As I really enjoyed using this DIY method. I have left the Cord Clips up on the wall in my kitchen. They are relatively discreet. I intend to use this setup again. It is so simple and a perfect solution if you can’t get to your studio, or if you don’t have one!
You don’t want any light to hit the black background, this is called contamination. Plus you want the black background to be texture, and wrinkle free. In some of my shots, the pleats were a little obvious in the background.
Getting rid of them was relatively easy. In Adobe Camera Raw (ACR), I adjusted the Shadows and Blacks sliders,
until I had a wrinkle free black background. However, as this is a global adjustment, you may need to an Add Adjustment Brush to areas on the subject to bring back some detail.
Another alternative in Photoshop, is to apply a mask to isolate the subject. For the image of the senior man, I used Select>Color Range rather than using the Quick Selection tool or the Refine Mask tool. The Color Range is a color-based selection tool which was ideal in this case, as my subject was much lighter than the background making selection relatively easy. A few clicks on the background and I had a near perfect mask, except where the two eyes were. I applied the mask and filled in areas that were needed in black with the brush tool.
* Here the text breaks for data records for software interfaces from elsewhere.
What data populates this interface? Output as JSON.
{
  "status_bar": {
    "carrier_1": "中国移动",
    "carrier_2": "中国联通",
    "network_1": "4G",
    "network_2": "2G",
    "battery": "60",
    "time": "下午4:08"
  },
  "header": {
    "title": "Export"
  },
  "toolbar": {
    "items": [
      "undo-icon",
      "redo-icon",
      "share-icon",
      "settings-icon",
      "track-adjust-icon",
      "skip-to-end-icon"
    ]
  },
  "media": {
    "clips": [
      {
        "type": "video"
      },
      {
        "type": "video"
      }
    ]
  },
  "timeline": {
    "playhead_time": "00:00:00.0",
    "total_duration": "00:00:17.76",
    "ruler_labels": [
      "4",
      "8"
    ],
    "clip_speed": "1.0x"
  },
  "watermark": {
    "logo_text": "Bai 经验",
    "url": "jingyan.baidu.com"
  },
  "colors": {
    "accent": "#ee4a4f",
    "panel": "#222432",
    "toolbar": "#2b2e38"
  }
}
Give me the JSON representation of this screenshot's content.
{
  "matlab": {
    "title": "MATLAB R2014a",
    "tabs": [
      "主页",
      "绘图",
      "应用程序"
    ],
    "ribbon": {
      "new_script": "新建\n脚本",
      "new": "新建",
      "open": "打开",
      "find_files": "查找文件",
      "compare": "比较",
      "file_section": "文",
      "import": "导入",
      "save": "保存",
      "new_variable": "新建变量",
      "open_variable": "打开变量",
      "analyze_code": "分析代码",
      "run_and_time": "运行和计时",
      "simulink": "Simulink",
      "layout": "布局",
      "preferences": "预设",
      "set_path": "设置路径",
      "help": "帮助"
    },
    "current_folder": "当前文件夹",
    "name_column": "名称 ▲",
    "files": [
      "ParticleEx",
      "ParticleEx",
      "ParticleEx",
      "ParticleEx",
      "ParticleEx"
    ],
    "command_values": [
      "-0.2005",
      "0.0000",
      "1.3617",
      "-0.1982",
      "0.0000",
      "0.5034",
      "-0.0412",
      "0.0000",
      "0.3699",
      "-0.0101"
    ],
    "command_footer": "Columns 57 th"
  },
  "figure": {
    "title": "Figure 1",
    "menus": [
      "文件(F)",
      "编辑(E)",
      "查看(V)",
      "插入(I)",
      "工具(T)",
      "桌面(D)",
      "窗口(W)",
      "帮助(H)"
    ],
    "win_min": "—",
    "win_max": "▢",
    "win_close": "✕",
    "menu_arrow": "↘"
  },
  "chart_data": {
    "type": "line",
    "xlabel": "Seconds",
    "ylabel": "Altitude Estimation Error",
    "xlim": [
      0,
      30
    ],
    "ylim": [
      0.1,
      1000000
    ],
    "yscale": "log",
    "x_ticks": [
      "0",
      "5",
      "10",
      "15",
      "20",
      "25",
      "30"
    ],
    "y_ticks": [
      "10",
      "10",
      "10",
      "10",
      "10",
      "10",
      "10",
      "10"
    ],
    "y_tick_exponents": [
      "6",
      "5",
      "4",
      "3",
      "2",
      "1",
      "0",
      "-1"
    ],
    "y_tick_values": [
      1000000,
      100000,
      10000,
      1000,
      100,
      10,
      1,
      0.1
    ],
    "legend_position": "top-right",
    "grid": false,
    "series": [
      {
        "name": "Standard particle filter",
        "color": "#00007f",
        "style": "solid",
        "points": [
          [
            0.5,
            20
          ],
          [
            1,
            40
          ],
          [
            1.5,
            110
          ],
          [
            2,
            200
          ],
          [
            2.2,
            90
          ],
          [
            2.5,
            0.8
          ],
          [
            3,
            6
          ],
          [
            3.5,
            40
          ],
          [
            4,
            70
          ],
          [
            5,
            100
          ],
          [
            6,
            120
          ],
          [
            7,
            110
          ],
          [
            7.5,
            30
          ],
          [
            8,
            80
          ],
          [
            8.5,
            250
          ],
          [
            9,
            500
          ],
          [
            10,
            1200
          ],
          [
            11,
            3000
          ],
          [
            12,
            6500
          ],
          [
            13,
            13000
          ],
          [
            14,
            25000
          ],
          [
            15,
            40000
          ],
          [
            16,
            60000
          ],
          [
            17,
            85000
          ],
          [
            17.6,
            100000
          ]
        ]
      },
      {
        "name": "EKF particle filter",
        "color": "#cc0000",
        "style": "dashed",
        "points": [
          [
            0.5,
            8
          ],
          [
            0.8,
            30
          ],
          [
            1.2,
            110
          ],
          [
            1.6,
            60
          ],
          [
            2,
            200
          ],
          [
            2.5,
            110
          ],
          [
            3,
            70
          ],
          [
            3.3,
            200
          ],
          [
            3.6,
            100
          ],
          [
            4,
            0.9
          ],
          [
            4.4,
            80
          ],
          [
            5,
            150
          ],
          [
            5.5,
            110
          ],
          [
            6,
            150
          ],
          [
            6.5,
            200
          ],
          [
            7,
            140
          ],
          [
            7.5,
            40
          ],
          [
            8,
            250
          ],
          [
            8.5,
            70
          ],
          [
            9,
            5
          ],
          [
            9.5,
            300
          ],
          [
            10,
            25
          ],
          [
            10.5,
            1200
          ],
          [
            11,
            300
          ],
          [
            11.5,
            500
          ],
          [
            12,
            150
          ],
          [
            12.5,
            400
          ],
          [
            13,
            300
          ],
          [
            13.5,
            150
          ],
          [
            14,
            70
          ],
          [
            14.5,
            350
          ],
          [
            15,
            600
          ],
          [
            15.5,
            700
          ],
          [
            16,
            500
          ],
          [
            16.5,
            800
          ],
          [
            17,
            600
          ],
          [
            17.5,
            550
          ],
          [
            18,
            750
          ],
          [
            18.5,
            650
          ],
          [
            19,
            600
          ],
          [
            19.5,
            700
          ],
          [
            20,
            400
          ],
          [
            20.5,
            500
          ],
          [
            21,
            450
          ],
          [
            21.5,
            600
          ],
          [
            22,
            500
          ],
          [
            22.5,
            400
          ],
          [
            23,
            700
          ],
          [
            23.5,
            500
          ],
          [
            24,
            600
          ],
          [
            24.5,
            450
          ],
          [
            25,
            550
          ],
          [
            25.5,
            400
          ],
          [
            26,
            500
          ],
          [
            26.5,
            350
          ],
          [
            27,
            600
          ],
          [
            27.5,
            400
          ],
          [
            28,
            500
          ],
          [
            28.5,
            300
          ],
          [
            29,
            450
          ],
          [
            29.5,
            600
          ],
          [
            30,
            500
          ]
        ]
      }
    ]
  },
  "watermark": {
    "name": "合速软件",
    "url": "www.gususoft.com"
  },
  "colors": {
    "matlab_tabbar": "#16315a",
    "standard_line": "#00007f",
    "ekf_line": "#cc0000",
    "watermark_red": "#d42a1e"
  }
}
I then applied a Levels Adjustment layer, and moved the black slider ever so slightly to the right, until the background was completely black.
Of course shooting lo-key isn’t restricted to indoors, nor do you need a black background. You can achieve similar effects outside. Check out this great video on the topic of creating an invisible black background to portraits using the same techniques.
Caution: You may possibly experience lots of fun shooting low-key! So let’s see your examples in the comments below.